Principal Products: Induction Heating Equipment
Relevant Industry Sector Information
The firm’s product, induction-heating equipment, is classified under SIC 3567 –
Industrial Process Furnaces and Ovens. Little to no relevant industry information is
available on this industry. Therefore, to best describe the industry in which the firm
competes, this section gives a synopsis of the firm’s customers.
The United States is the largest producer and consumer of industrial and
analytical instruments worldwide. The industrial and analytical instruments industry
includes eight standard industrial classifications (SIC), of which the firm’s customers are
classified under SIC 3825--electronic test and measurement instruments. These products
are sold in at least 14 different markets, responding to a range of primary economic
The primary economic driver of this market is the output of electronic products
such as semiconductor components, communication equipment, and data processing
equipment. As the virtual office becomes commonplace in developed economies, the
demand for personnel computers, printers, facsimile machines, pagers, cellular phones
and a host of other electronic products is expected to remain strong through the end of
The market for industrial and analytical instruments, in large part, is driven by
industrial investment spending (research and development, plant and equipment). In
1999, the world market in industrial and analytical instruments should reach $125 billion.
By 2003, that market is expected to reach $150 billion-an increase of almost 20 percent.
In the same period, analysts predict the U.S. share will go down, from 41 percent in 1998
to 37 percent in 2003. As industrial economies mature, their infrastructure becomes more
diversified and instrumentation output begins to expand, reducing the requirements of
these economies for imported instruments. Countering this trend, however, is the
growing sophistication and software content of instrumentation products, a factor that
favors U.S. sourcing.
Shipment by U.S. companies in 1999 was estimated at $51 billion, a 6.25 percent
increase over the 1998 level. Forecasters predict that shipments will continue to grow,
sales should reach 52.5 billion in 2000. Long-term outlook is favorable with growth
projected to average 4.5 percent through 2003.
Foreign demand for U.S. components will support the growth of the domestic
industry. In 1999, U.S. exports are expected to surpass $25.2 billion.
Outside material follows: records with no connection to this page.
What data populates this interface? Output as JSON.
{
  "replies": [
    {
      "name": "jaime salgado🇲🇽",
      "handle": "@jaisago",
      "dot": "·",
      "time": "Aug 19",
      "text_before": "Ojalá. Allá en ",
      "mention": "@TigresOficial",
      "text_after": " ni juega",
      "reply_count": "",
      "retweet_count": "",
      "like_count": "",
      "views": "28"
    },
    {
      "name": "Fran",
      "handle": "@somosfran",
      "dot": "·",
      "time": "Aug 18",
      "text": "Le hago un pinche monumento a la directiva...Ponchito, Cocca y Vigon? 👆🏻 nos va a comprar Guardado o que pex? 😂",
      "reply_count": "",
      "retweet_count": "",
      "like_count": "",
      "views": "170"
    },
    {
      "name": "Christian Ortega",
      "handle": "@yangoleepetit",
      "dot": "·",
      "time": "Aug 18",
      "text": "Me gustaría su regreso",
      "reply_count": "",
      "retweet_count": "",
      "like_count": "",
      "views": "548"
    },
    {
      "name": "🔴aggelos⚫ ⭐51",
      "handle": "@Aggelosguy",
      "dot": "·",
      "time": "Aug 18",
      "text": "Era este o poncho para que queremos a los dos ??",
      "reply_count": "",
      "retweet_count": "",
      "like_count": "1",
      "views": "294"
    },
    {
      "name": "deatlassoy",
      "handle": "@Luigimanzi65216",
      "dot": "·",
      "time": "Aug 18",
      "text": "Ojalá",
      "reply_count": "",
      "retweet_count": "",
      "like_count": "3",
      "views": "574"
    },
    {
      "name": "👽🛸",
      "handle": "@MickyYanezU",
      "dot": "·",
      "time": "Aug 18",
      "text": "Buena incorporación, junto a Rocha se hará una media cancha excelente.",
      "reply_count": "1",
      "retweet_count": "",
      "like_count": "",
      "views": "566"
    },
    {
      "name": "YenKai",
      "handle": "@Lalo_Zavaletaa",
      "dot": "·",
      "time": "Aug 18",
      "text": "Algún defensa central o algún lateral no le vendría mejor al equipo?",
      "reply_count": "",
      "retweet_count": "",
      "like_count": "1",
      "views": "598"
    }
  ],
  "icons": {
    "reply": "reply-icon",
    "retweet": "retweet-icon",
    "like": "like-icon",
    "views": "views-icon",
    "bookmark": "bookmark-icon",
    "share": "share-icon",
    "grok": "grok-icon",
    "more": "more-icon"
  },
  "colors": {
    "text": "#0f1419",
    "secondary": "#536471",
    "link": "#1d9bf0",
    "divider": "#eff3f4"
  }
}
By the year 2002,
the fastest growing markets should be in such developing economies as Western Europe,
Japan, China, Canada, and Mexico.
Legal, Environmental, or Trade Issues in the Industry
Import Effect Summary
Imports still command the larger share of the U.S. market, mainly due to the
fierce competitive nature of manufacturers and the cost competitiveness of the product.
Cost is the most significant factor affecting this industry. Manufacturers must be able to
compete solely on price because basic quality and basic technology are considered
givens. Resulting in most giant producers having overseas manufacturing facilities.
Once the cost factor has been satisfied, U. S. based manufacturers are superior in the